The Regional Comprehensive Economic Partnership (RCEP) Agreement, which entered into force on 1 January 2022, has the potential to contribute significantly to the post-pandemic recovery efforts of the ASEAN member states, the economy ministers of the Southeast Asian bloc highlighted in their special meeting in Bali on 18 May.
The Meeting encouraged the remaining signatory States to expedite their ratification of the RCEP Agreement, the ministers said at the end of their summit in Indonesia.
The ASEAN member states – Brunei Darussalam, Cambodia, Indonesia, Lao PDR, Malaysia, Myanmar, the Philippines, Singapore, Thailand, and Vietnam – plus Australia, China, Japan, South Korea, and New Zealand, signed the RCEP agreement on 15 November 2020. After it entered into force at the beginning of this year, the RCEP became the largest trade agreement in the world as measured by the gross domestic product of its members – almost one third of the world’s GDP.
The RCEP is creating the world’s largest trading bloc by economic size and makes it a centre of gravity for global trade, the United Nations Conference on Trade and Development (UNCTAD) said in a study days before the pact was launched. The agreement encompasses several areas of cooperation, with tariff concessions a central principle, which will eliminate 90 percent of tariffs within the bloc.
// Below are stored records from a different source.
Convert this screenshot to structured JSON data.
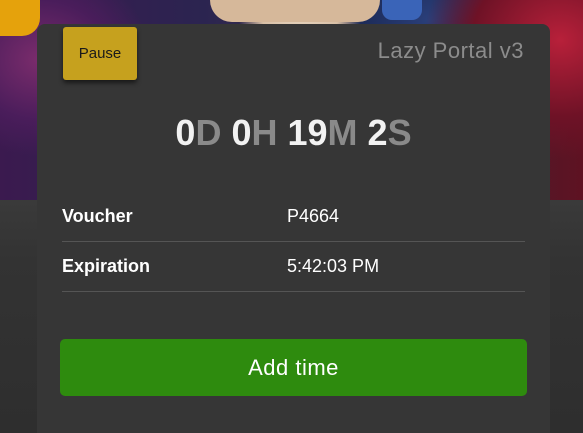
{
  "header": {
    "pause_label": "Pause",
    "portal_title": "Lazy Portal v3"
  },
  "countdown": {
    "days": "0",
    "days_unit": "D",
    "hours": "0",
    "hours_unit": "H",
    "minutes": "19",
    "minutes_unit": "M",
    "seconds": "2",
    "seconds_unit": "S"
  },
  "info": {
    "rows": [
      {
        "label": "Voucher",
        "value": "P4664"
      },
      {
        "label": "Expiration",
        "value": "5:42:03 PM"
      }
    ]
  },
  "actions": {
    "add_time_label": "Add time"
  },
  "colors": {
    "pause_button": "#c6a11e",
    "add_time_button": "#2e8b0e",
    "card_background": "#363636",
    "unit_text": "#8a8a8a"
  }
}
During the meeting in Bali in May, the economy ministers of ASEAN also discussed private sector-driven industrial cooperation within the bloc as a collective effort to deepen ASEAN economic integration, enhance intra-ASEAN trade, investment and supply chain connectivity, and strengthen ASEAN’s sustainable and decarbonisation agenda, in line with the ASEAN Economic Community Blueprint 2025.